What is at stake? For the Christians who believe the passage is literal description, the veracity of the Scripture is at stake. To reduce these chapters from literal to metaphorical opens the door to all kinds of free and "liberal" interpretations. Ultimately, that would destroy the Bible as God's word.
For the Christian who see the passage as not exactly literal and scientific, the agreement between written revelation and the revelation of the creation is at stake. To see these chapters, especially chapter one, as literal description denies what seems to be unmistakable evidence for an old earth and makes the Christian position that the Bible is God's word seem empty-headed.
Both the literal description folk and the less-than-literal-in-every-respect interpretation folk believe in the veracity and integrity of the Scripture as God's word.
For the skeptic who honestly does not believe in the supernatural origin of the Bible or in the Supernatural at all, his atheism is at stake. If there is truth in Genesis, then the Naturalism of the skeptic is threatened.
I don't presume to have a definitive answer.
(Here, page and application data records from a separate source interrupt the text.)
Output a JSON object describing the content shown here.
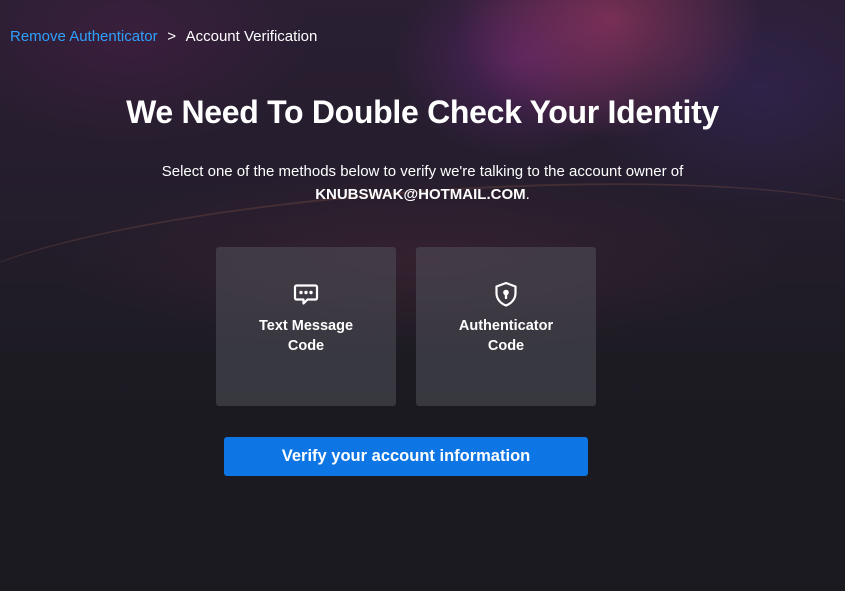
{
  "breadcrumb": {
    "parent": "Remove Authenticator",
    "separator": ">",
    "current": "Account Verification"
  },
  "heading": {
    "title": "We Need To Double Check Your Identity",
    "description": "Select one of the methods below to verify we're talking to the account owner of",
    "email": "KNUBSWAK@HOTMAIL.COM",
    "email_suffix": "."
  },
  "methods": [
    {
      "icon": "chat-bubble-icon",
      "label_line1": "Text Message",
      "label_line2": "Code"
    },
    {
      "icon": "shield-lock-icon",
      "label_line1": "Authenticator",
      "label_line2": "Code"
    }
  ],
  "actions": {
    "verify_label": "Verify your account information"
  },
  "colors": {
    "link": "#2ea1ff",
    "primary_button": "#0d76e4",
    "background": "#1c1b22",
    "card": "#44444d"
  }
}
I would, however,suggest a perspective on the question that might provide Christians a bridge to common understanding and diffuse the issue raised by the skeptic.
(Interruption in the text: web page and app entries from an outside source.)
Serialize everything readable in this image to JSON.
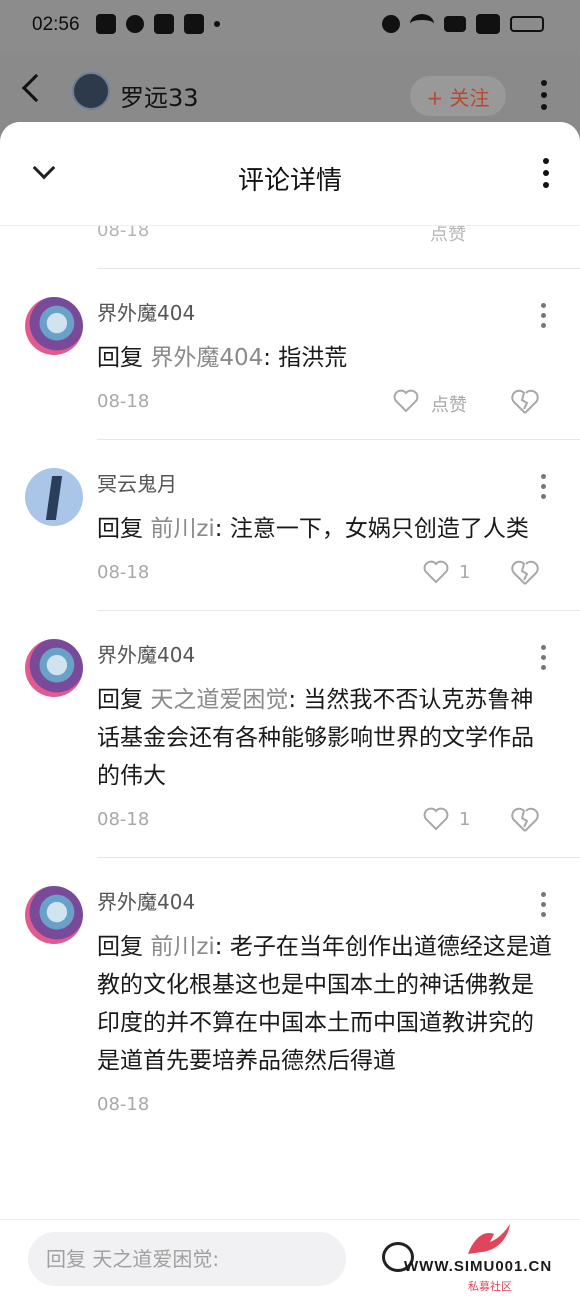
{
  "status_bar": {
    "time": "02:56",
    "icons": [
      "mail-icon",
      "qq-icon",
      "baidu-icon",
      "browser-icon",
      "alarm-icon",
      "wifi-icon",
      "hd-icon",
      "signal-5g-icon",
      "battery-icon"
    ]
  },
  "page_header": {
    "user_name": "罗远33",
    "follow_label": "+ 关注"
  },
  "sheet": {
    "title": "评论详情"
  },
  "partial_item": {
    "date": "08-18",
    "like_label": "点赞"
  },
  "comments": [
    {
      "name": "界外魔404",
      "reply_word": "回复",
      "target": "界外魔404",
      "text": ": 指洪荒",
      "date": "08-18",
      "likes": "点赞"
    },
    {
      "name": "冥云鬼月",
      "reply_word": "回复",
      "target": "前川zi",
      "text": ": 注意一下，女娲只创造了人类",
      "date": "08-18",
      "likes": "1"
    },
    {
      "name": "界外魔404",
      "reply_word": "回复",
      "target": "天之道爱困觉",
      "text": ": 当然我不否认克苏鲁神话基金会还有各种能够影响世界的文学作品的伟大",
      "date": "08-18",
      "likes": "1"
    },
    {
      "name": "界外魔404",
      "reply_word": "回复",
      "target": "前川zi",
      "text": ": 老子在当年创作出道德经这是道教的文化根基这也是中国本土的神话佛教是印度的并不算在中国本土而中国道教讲究的是道首先要培养品德然后得道",
      "date": "08-18",
      "likes": ""
    }
  ],
  "reply_bar": {
    "placeholder": "回复 天之道爱困觉:"
  },
  "watermark": {
    "url": "WWW.SIMU001.CN",
    "subtitle": "私募社区"
  },
  "colors": {
    "accent": "#b44a30",
    "muted_text": "#8a8a8a",
    "watermark_red": "#e0465b"
  }
}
I suggest that we understand Genesis as an explanation to a displaced and disoriented people, the Israelites at the time of the Exodus, of their origins as sons and daughters of God (see Luke 3:38) and their calling to be God's people and witnesses in the world.
The first chapter of Genesis is best understood as a polemic against the gods of the Egyptians and Canaanites at the time of the Exodus. It answers the question which god is God. The answer is that God who is the Creator of the heavens and the earth is the one and only God.
The second chapter explains the unique nature of man and his calling to rule over creation as God's agent.
The third chapter explains what went wrong and the consequences of disobedience and sin. It also reveals God's character is both righteous and forgiving, ultimately leading to the hope of what has been called the proto-gospel of Genesis 3:15: God will redeem the creation that has been damaged by sin.
No Christian I know of disputes these truths expressed in Genesis 1-3. The question is whether these chapters describe literally the events of creation and the circumstances of the fall. My personal conviction is that it does not matter theologically. The core truths are the things that matter. But beyond that, the literal interpretation seems designed to defend against a liberal attack on the Bible as God's word, an attack that is rather recent in view of the whole history of Christian interpretation, and is therefore not a historic Christian interpretation. That should be a caution.
Secondly, the literal interpretation seems to answer questions no one in Moses' time, for whom these words were written, would have raised. It answers scientific questions rather than theological questions. That should be a caution.
But maybe the problem really is the words we use. Metaphorical sounds too literary. Myth is definitely rejected because it suggests fiction. None of us Christians are willing to consider Genesis as fiction - and we do not need to - nor do we want to consider Genesis as merely a literary work. We expect truth, and we have every biblical support for considering Genesis as truth. Is there another option?
Yes. I think so. If we accept Genesis 1-3 as a parable, a story with a point, a story that may not be a literal description in every respect of a historical event but nevertheless be historically truth, would that solve the problem? We can understand that God created the cosmos; that God created the first man and woman unique with a spirit, enabling them to relate to God, and placed them in a garden paradise; that man disobeyed God and lost his place as well as his innocence, and that God has a plan to recover his lost creation.
That, I think, would be something all Christian can agree to. It also allows the possibility of a creation far older than the 10,000 years a literal description and a narrow interpretation of the genealogies allow.
Now, I must address one more fear. Doesn't an old earth allow for evolution? The answer is no. Evolution as a theory of how living things today evolved from a common ancestor is not supported by evidence and has no mechanism that can account for the changes that Evolutionists must have to show that the theory is correct. It does not matter how much time there has been. But that is another issue.